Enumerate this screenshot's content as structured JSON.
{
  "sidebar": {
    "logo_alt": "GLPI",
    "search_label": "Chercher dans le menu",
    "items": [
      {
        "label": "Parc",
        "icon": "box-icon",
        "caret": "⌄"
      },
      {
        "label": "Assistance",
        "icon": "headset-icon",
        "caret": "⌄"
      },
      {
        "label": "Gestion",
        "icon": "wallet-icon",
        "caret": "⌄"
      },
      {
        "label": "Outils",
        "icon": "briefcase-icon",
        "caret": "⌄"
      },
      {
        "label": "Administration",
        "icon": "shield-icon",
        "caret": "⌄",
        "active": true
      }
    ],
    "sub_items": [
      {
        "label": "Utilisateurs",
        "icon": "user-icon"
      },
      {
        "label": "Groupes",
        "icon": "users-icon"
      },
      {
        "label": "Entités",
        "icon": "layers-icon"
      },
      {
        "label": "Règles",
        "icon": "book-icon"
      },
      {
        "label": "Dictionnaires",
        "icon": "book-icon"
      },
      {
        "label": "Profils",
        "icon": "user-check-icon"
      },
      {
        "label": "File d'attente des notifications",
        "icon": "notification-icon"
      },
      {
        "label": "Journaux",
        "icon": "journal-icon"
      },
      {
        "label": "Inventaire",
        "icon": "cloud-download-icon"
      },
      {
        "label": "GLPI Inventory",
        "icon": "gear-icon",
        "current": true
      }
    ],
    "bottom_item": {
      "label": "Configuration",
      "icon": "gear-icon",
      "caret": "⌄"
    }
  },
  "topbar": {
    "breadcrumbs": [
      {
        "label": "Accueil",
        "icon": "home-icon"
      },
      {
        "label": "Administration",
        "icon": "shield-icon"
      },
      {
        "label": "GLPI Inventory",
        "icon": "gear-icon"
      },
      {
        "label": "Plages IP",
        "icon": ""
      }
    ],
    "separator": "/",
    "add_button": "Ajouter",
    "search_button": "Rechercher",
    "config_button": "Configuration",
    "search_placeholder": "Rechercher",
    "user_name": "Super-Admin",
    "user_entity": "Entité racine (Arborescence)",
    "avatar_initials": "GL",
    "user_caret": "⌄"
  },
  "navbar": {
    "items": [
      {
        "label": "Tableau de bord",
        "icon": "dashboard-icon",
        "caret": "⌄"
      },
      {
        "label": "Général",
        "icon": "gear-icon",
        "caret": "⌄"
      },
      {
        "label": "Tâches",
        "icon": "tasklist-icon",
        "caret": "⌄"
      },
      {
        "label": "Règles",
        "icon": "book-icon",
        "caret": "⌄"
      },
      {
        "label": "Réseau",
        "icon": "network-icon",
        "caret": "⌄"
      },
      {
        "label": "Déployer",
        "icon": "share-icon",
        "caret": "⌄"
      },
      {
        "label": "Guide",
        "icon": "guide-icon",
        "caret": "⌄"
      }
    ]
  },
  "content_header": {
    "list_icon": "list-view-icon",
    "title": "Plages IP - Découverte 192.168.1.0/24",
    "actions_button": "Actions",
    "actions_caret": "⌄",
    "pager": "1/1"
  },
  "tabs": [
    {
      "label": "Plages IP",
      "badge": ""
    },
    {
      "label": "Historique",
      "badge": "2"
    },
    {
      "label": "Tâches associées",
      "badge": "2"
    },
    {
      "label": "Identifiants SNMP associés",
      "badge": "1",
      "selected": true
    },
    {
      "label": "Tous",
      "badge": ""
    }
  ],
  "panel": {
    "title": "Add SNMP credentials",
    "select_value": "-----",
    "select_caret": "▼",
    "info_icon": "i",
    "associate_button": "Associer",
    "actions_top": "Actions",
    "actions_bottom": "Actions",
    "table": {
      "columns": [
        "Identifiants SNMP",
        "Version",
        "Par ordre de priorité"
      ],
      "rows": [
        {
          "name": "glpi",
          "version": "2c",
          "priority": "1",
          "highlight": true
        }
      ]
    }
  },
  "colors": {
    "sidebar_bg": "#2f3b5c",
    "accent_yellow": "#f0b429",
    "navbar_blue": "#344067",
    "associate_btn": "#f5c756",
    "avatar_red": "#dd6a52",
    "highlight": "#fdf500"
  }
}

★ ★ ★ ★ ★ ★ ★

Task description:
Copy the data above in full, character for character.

Reply to the exercise:
Enumerate this screenshot's content as structured JSON.
{
  "sidebar": {
    "logo_alt": "GLPI",
    "search_label": "Chercher dans le menu",
    "items": [
      {
        "label": "Parc",
        "icon": "box-icon",
        "caret": "⌄"
      },
      {
        "label": "Assistance",
        "icon": "headset-icon",
        "caret": "⌄"
      },
      {
        "label": "Gestion",
        "icon": "wallet-icon",
        "caret": "⌄"
      },
      {
        "label": "Outils",
        "icon": "briefcase-icon",
        "caret": "⌄"
      },
      {
        "label": "Administration",
        "icon": "shield-icon",
        "caret": "⌄",
        "active": true
      }
    ],
    "sub_items": [
      {
        "label": "Utilisateurs",
        "icon": "user-icon"
      },
      {
        "label": "Groupes",
        "icon": "users-icon"
      },
      {
        "label": "Entités",
        "icon": "layers-icon"
      },
      {
        "label": "Règles",
        "icon": "book-icon"
      },
      {
        "label": "Dictionnaires",
        "icon": "book-icon"
      },
      {
        "label": "Profils",
        "icon": "user-check-icon"
      },
      {
        "label": "File d'attente des notifications",
        "icon": "notification-icon"
      },
      {
        "label": "Journaux",
        "icon": "journal-icon"
      },
      {
        "label": "Inventaire",
        "icon": "cloud-download-icon"
      },
      {
        "label": "GLPI Inventory",
        "icon": "gear-icon",
        "current": true
      }
    ],
    "bottom_item": {
      "label": "Configuration",
      "icon": "gear-icon",
      "caret": "⌄"
    }
  },
  "topbar": {
    "breadcrumbs": [
      {
        "label": "Accueil",
        "icon": "home-icon"
      },
      {
        "label": "Administration",
        "icon": "shield-icon"
      },
      {
        "label": "GLPI Inventory",
        "icon": "gear-icon"
      },
      {
        "label": "Plages IP",
        "icon": ""
      }
    ],
    "separator": "/",
    "add_button": "Ajouter",
    "search_button": "Rechercher",
    "config_button": "Configuration",
    "search_placeholder": "Rechercher",
    "user_name": "Super-Admin",
    "user_entity": "Entité racine (Arborescence)",
    "avatar_initials": "GL",
    "user_caret": "⌄"
  },
  "navbar": {
    "items": [
      {
        "label": "Tableau de bord",
        "icon": "dashboard-icon",
        "caret": "⌄"
      },
      {
        "label": "Général",
        "icon": "gear-icon",
        "caret": "⌄"
      },
      {
        "label": "Tâches",
        "icon": "tasklist-icon",
        "caret": "⌄"
      },
      {
        "label": "Règles",
        "icon": "book-icon",
        "caret": "⌄"
      },
      {
        "label": "Réseau",
        "icon": "network-icon",
        "caret": "⌄"
      },
      {
        "label": "Déployer",
        "icon": "share-icon",
        "caret": "⌄"
      },
      {
        "label": "Guide",
        "icon": "guide-icon",
        "caret": "⌄"
      }
    ]
  },
  "content_header": {
    "list_icon": "list-view-icon",
    "title": "Plages IP - Découverte 192.168.1.0/24",
    "actions_button": "Actions",
    "actions_caret": "⌄",
    "pager": "1/1"
  },
  "tabs": [
    {
      "label": "Plages IP",
      "badge": ""
    },
    {
      "label": "Historique",
      "badge": "2"
    },
    {
      "label": "Tâches associées",
      "badge": "2"
    },
    {
      "label": "Identifiants SNMP associés",
      "badge": "1",
      "selected": true
    },
    {
      "label": "Tous",
      "badge": ""
    }
  ],
  "panel": {
    "title": "Add SNMP credentials",
    "select_value": "-----",
    "select_caret": "▼",
    "info_icon": "i",
    "associate_button": "Associer",
    "actions_top": "Actions",
    "actions_bottom": "Actions",
    "table": {
      "columns": [
        "Identifiants SNMP",
        "Version",
        "Par ordre de priorité"
      ],
      "rows": [
        {
          "name": "glpi",
          "version": "2c",
          "priority": "1",
          "highlight": true
        }
      ]
    }
  },
  "colors": {
    "sidebar_bg": "#2f3b5c",
    "accent_yellow": "#f0b429",
    "navbar_blue": "#344067",
    "associate_btn": "#f5c756",
    "avatar_red": "#dd6a52",
    "highlight": "#fdf500"
  }
}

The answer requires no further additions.